At Dropbox, we’re transforming into a lab for distributed work.

Jacob Morgan, a researcher of transformational trends in management, employee experience, and work environments, observes that future leaders will transition from viewing the company as a factory to seeing it as a laboratory. This shift moves away from a linear, process-driven work environment towards a space dedicated to exploring new ideas, learning from mistakes, and challenging established norms. At Dropbox, we’re doing exactly this and transforming into a lab for distributed work. Future leadership in this dynamic context means being perpetually exposed to the learnings engendered by the dynamics of change. The imperative is to identify the challenges swiftly and learn from them effectively.

Strategies for Motivating and Inspiring the Team

At Dropbox, the inspiring environment we create naturally motivates our team. Our position as a leader in file sync, sharing, and digital content collaboration offers unique challenges that stimulate creativity and innovation.


One strategy I particularly value is rooted in the Blue Ocean Strategy by Prof. Chan Kim and Prof. Renée Mauborgne, professors of strategy at INSEAD and co-directors of the INSEAD Blue Ocean Strategy Institute in Fontainebleau, France. They emphasize the importance of procedural justice—engaging team members in decisions, providing clear explanations, and setting clear expectations. This approach ensures that everyone feels valued and understood, fostering voluntary cooperation and enhancing overall motivation.

  • Engagement: Involving individuals in decisions that affect them, soliciting their input, and encouraging idea exchange. This process shows respect for each team member's contributions and sharpens collective thinking.
  • Explanation: Clearly communicating the rationale behind decisions, fostering trust in management's intentions even if specific ideas aren't adopted.
  • Expectation Clarity: Once decisions are made, ensuring everyone understands the new rules, targets, and responsibilities, creating a transparent environment where everyone knows the standards by which they will be judged.

This framework ensures that every idea is given a chance and that the best ideas prevail, encouraging a culture of creativity and voluntary engagement.

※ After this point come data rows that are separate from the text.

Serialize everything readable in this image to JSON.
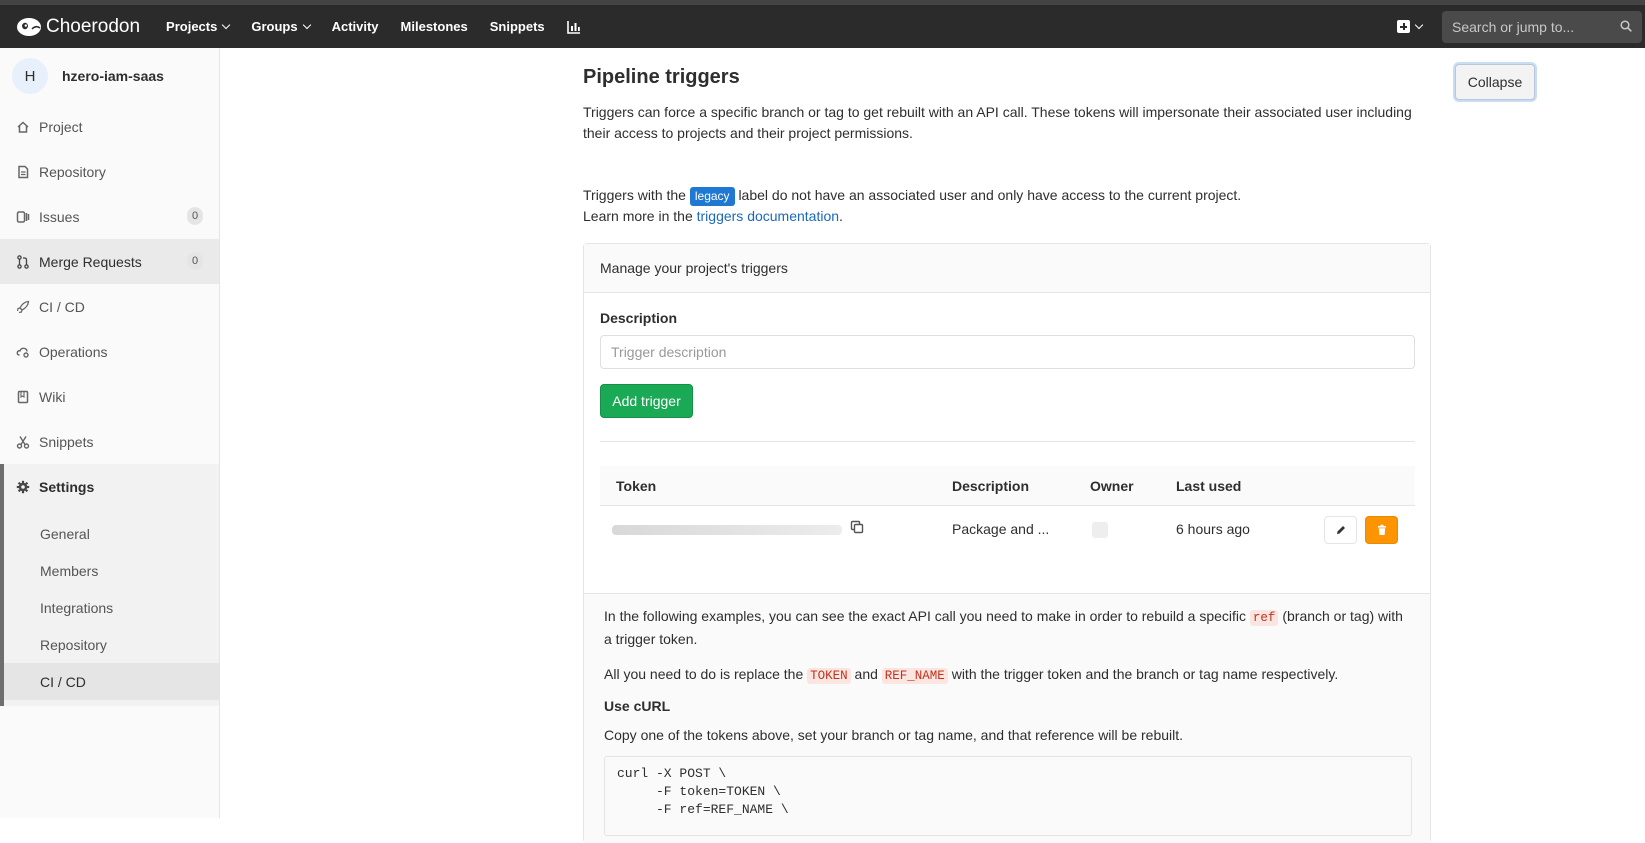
{
  "topnav": {
    "brand": "Choerodon",
    "items": [
      {
        "label": "Projects",
        "caret": true
      },
      {
        "label": "Groups",
        "caret": true
      },
      {
        "label": "Activity",
        "caret": false
      },
      {
        "label": "Milestones",
        "caret": false
      },
      {
        "label": "Snippets",
        "caret": false
      }
    ],
    "search_placeholder": "Search or jump to..."
  },
  "sidebar": {
    "avatar_letter": "H",
    "project_name": "hzero-iam-saas",
    "items": [
      {
        "label": "Project",
        "icon": "home-icon"
      },
      {
        "label": "Repository",
        "icon": "doc-icon"
      },
      {
        "label": "Issues",
        "icon": "issues-icon",
        "badge": "0"
      },
      {
        "label": "Merge Requests",
        "icon": "merge-request-icon",
        "badge": "0"
      },
      {
        "label": "CI / CD",
        "icon": "rocket-icon"
      },
      {
        "label": "Operations",
        "icon": "cloud-gear-icon"
      },
      {
        "label": "Wiki",
        "icon": "book-icon"
      },
      {
        "label": "Snippets",
        "icon": "scissors-icon"
      }
    ],
    "settings": {
      "label": "Settings",
      "sub": [
        "General",
        "Members",
        "Integrations",
        "Repository",
        "CI / CD"
      ]
    }
  },
  "main": {
    "title": "Pipeline triggers",
    "collapse_label": "Collapse",
    "intro": "Triggers can force a specific branch or tag to get rebuilt with an API call. These tokens will impersonate their associated user including their access to projects and their project permissions.",
    "legacy_prefix": "Triggers with the",
    "legacy_badge": "legacy",
    "legacy_suffix": "label do not have an associated user and only have access to the current project.",
    "learn_prefix": "Learn more in the",
    "learn_link": "triggers documentation",
    "learn_suffix": ".",
    "panel": {
      "header": "Manage your project's triggers",
      "description_label": "Description",
      "description_placeholder": "Trigger description",
      "add_button": "Add trigger",
      "columns": [
        "Token",
        "Description",
        "Owner",
        "Last used"
      ],
      "row": {
        "description": "Package and ...",
        "last_used": "6 hours ago"
      }
    },
    "examples": {
      "p1_a": "In the following examples, you can see the exact API call you need to make in order to rebuild a specific",
      "p1_code": "ref",
      "p1_b": "(branch or tag) with a trigger token.",
      "p2_a": "All you need to do is replace the",
      "p2_code1": "TOKEN",
      "p2_and": "and",
      "p2_code2": "REF_NAME",
      "p2_b": "with the trigger token and the branch or tag name respectively.",
      "heading": "Use cURL",
      "p3": "Copy one of the tokens above, set your branch or tag name, and that reference will be rebuilt.",
      "code": "curl -X POST \\\n     -F token=TOKEN \\\n     -F ref=REF_NAME \\"
    }
  }
}
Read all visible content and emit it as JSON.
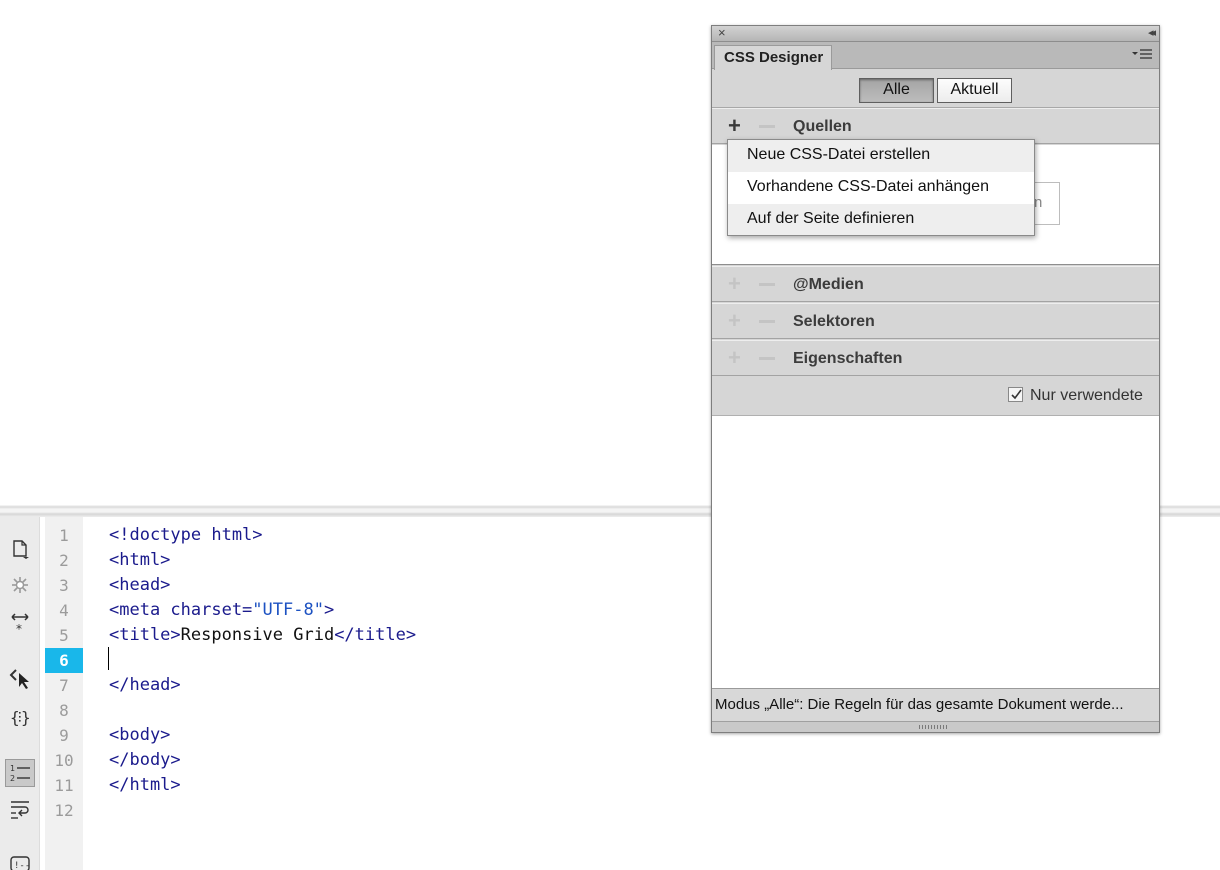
{
  "editor": {
    "line_numbers": [
      "1",
      "2",
      "3",
      "4",
      "5",
      "6",
      "7",
      "8",
      "9",
      "10",
      "11",
      "12"
    ],
    "current_line": "6",
    "code": {
      "l1": "<!doctype html>",
      "l2": "<html>",
      "l3": "<head>",
      "l4_tag_open": "<meta charset=",
      "l4_value": "\"UTF-8\"",
      "l4_tag_close": ">",
      "l5_open": "<title>",
      "l5_text": "Responsive Grid",
      "l5_close": "</title>",
      "l7": "</head>",
      "l9": "<body>",
      "l10": "</body>",
      "l11": "</html>"
    },
    "toolbar_icons": [
      "open-documents-icon",
      "collapse-tag-icon",
      "expand-all-icon",
      "select-parent-tag-icon",
      "balance-braces-icon",
      "line-numbers-icon",
      "word-wrap-icon",
      "apply-comment-icon"
    ]
  },
  "css_designer": {
    "close_glyph": "×",
    "collapse_glyph": "◂◂",
    "tab_label": "CSS Designer",
    "toggle_all": "Alle",
    "toggle_current": "Aktuell",
    "sections": {
      "sources": "Quellen",
      "media": "@Medien",
      "selectors": "Selektoren",
      "properties": "Eigenschaften"
    },
    "plus_glyph": "+",
    "hidden_fragment": "n",
    "only_used_label": "Nur verwendete",
    "only_used_checked": true,
    "status_text": "Modus „Alle“: Die Regeln für das gesamte Dokument werde..."
  },
  "add_source_menu": {
    "items": [
      "Neue CSS-Datei erstellen",
      "Vorhandene CSS-Datei anhängen",
      "Auf der Seite definieren"
    ],
    "highlighted_index": 1
  },
  "colors": {
    "current_line_highlight": "#19b7ea",
    "code_tag": "#1a1a8c",
    "code_value": "#1d52c2"
  }
}
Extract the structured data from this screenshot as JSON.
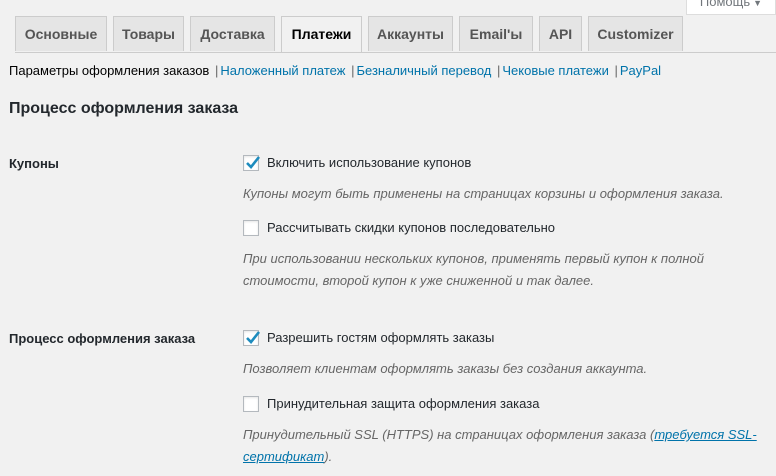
{
  "help": {
    "label": "Помощь"
  },
  "tabs": [
    {
      "label": "Основные"
    },
    {
      "label": "Товары"
    },
    {
      "label": "Доставка"
    },
    {
      "label": "Платежи",
      "active": true
    },
    {
      "label": "Аккаунты"
    },
    {
      "label": "Email'ы"
    },
    {
      "label": "API"
    },
    {
      "label": "Customizer"
    }
  ],
  "subnav": {
    "current": "Параметры оформления заказов",
    "links": [
      "Наложенный платеж",
      "Безналичный перевод",
      "Чековые платежи",
      "PayPal"
    ],
    "separator": "|"
  },
  "section": {
    "title": "Процесс оформления заказа"
  },
  "coupons": {
    "label": "Купоны",
    "enable": {
      "label": "Включить использование купонов",
      "checked": true
    },
    "enable_desc": "Купоны могут быть применены на страницах корзины и оформления заказа.",
    "sequential": {
      "label": "Рассчитывать скидки купонов последовательно",
      "checked": false
    },
    "sequential_desc_1": "При использовании нескольких купонов, применять первый купон к полной",
    "sequential_desc_2": "стоимости, второй купон к уже сниженной и так далее."
  },
  "checkout": {
    "label": "Процесс оформления заказа",
    "guest": {
      "label": "Разрешить гостям оформлять заказы",
      "checked": true
    },
    "guest_desc": "Позволяет клиентам оформлять заказы без создания аккаунта.",
    "ssl": {
      "label": "Принудительная защита оформления заказа",
      "checked": false
    },
    "ssl_desc_before": "Принудительный SSL (HTTPS) на страницах оформления заказа (",
    "ssl_desc_link_1": "требуется SSL-",
    "ssl_desc_link_2": "сертификат",
    "ssl_desc_after": ")."
  },
  "colors": {
    "accent": "#0073aa",
    "checkmark": "#1e8cbe",
    "background": "#f1f1f1"
  }
}
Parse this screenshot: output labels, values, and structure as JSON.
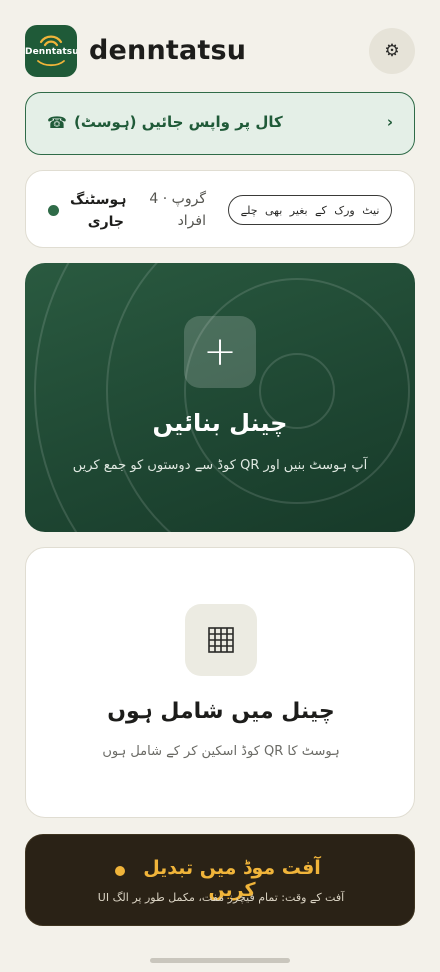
{
  "header": {
    "logo_text": "Denntatsu",
    "app_title": "denntatsu",
    "settings_icon": "⚙"
  },
  "return_call": {
    "icon": "☎",
    "label": "کال پر واپس جائیں (ہوسٹ)",
    "chevron": "›"
  },
  "status": {
    "hosting_label": "ہوسٹنگ جاری",
    "group_label": "گروپ · 4 افراد",
    "offline_pill": "نیٹ ورک کے بغیر بھی چلے",
    "dot_color": "#2f6b48"
  },
  "create_channel": {
    "icon": "+",
    "title": "چینل بنائیں",
    "subtitle": "آپ ہوسٹ بنیں اور QR کوڈ سے دوستوں کو جمع کریں"
  },
  "join_channel": {
    "icon": "qr-grid-icon",
    "title": "چینل میں شامل ہوں",
    "subtitle": "ہوسٹ کا QR کوڈ اسکین کر کے شامل ہوں"
  },
  "emergency": {
    "title": "آفت موڈ میں تبدیل کریں",
    "subtitle": "آفت کے وقت: تمام فیچرز مفت، مکمل طور پر الگ UI",
    "accent": "#f0b43a"
  },
  "colors": {
    "background": "#f3f1ea",
    "brand_green": "#1f5a38",
    "card_dark": "#1e4632",
    "emergency_bg": "#2a2216"
  }
}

Three Dropbox employees at a booth.

Building and Scaling Engineering Teams

Building and scaling engineering teams require a keen understanding of which team members are suited for specific stages of organizational development. This discernment comes from experience and a deep knowledge of each team member's talents and weaknesses.

Jim Collins, author, researcher, and consultant known for his work in the fields of business management, leadership, and corporate growth, has a unique concept of "First Who, Then What."  With constant changes around us, having the right people in the right roles is crucial. The right individuals will be self-motivated, adaptable, and deeply committed to the organization's values and objectives. By investing in the right people, we create a solid foundation for long-term success, enabling us to adapt and thrive in an ever-changing landscape.

Join Us

Fostering a culture of innovation and continuous improvement requires a multifaceted approach, combining empathy, and strategic team building. At Dropbox, we're committed to these principles, ensuring that our engineering teams in Poland and beyond are poised for success.

Learn more about working at Dropbox in Poland